Task details => Read the listing below and copy out every line that holds "pintado".

Given records =>
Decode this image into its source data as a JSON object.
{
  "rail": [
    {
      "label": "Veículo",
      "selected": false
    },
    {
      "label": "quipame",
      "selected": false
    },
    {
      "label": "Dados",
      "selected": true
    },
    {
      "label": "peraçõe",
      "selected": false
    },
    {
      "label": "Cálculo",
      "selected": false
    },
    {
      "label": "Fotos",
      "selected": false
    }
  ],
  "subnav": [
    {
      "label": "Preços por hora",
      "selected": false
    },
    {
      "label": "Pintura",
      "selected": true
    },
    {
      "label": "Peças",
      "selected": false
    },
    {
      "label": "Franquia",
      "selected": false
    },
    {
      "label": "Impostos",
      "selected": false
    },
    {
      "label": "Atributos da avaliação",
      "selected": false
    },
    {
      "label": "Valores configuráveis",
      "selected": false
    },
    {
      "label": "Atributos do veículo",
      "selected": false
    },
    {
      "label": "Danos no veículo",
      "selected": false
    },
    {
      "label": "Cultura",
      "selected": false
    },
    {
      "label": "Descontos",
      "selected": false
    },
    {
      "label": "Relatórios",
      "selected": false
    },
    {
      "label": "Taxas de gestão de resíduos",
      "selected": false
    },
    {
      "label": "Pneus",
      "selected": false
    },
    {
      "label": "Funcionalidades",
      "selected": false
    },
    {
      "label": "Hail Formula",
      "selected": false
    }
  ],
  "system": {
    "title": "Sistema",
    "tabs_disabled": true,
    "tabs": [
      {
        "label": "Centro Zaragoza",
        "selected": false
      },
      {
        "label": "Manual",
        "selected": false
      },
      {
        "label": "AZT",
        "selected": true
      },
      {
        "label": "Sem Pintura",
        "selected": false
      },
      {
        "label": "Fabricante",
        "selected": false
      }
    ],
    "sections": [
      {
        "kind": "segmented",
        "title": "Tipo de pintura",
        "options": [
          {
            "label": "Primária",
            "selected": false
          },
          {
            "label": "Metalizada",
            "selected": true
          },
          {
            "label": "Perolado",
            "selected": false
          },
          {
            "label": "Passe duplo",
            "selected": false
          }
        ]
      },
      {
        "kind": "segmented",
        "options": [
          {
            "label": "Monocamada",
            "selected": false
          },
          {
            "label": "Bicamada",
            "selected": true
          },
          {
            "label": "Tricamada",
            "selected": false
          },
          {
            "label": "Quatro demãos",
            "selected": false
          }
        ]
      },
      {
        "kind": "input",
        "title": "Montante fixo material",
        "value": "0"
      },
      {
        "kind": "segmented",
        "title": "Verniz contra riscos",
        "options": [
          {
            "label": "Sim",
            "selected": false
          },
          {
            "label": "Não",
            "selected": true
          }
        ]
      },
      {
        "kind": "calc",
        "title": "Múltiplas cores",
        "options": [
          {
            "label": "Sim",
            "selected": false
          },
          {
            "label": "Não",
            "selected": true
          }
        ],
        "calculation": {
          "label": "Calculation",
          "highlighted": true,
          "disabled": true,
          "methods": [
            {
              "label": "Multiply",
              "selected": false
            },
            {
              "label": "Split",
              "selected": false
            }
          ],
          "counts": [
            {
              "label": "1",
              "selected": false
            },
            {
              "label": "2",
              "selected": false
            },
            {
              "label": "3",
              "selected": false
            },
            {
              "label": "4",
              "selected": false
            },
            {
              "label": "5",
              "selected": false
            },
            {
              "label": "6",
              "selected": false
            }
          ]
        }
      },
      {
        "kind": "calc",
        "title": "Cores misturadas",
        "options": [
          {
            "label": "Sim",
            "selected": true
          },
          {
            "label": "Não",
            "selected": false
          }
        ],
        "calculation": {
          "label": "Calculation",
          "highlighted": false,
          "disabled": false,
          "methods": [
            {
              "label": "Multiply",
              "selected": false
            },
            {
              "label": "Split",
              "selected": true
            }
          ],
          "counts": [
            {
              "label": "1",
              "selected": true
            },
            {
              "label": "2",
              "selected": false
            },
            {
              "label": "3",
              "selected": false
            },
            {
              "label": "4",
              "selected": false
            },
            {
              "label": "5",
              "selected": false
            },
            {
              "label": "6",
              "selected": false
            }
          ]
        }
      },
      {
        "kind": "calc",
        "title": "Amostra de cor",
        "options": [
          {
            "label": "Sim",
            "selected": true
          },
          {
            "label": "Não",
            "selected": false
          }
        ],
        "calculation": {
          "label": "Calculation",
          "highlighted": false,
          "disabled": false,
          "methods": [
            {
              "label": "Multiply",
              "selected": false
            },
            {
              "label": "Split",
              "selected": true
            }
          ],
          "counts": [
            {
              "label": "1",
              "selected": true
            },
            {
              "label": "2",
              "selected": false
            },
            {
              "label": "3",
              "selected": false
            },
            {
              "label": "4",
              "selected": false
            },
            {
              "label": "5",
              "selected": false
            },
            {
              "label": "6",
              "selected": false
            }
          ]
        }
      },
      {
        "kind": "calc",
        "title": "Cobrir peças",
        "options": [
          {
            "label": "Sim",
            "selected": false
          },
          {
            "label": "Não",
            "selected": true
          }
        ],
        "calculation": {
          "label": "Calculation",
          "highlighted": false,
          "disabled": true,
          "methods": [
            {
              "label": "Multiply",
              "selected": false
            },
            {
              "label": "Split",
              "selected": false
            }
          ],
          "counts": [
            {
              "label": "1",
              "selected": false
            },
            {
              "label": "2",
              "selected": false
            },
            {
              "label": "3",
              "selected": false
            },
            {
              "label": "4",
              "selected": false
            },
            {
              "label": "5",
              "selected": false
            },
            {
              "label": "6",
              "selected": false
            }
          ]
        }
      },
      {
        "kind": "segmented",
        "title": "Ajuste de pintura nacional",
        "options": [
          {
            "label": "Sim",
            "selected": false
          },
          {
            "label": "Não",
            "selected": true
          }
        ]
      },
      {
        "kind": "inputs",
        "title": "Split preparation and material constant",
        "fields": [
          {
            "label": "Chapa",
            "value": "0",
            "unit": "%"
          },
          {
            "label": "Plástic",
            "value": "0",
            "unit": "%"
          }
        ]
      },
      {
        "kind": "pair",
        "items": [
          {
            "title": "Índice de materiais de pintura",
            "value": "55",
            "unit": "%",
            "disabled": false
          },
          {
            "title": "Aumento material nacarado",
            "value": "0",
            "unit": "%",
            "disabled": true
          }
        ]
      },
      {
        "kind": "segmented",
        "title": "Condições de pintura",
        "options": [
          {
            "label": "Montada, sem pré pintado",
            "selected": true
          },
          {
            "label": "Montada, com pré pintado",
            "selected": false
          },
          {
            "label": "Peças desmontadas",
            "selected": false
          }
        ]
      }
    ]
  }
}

Solution to the exercise =>
            "label": "Montada, sem pré pintado",
            "label": "Montada, com pré pintado",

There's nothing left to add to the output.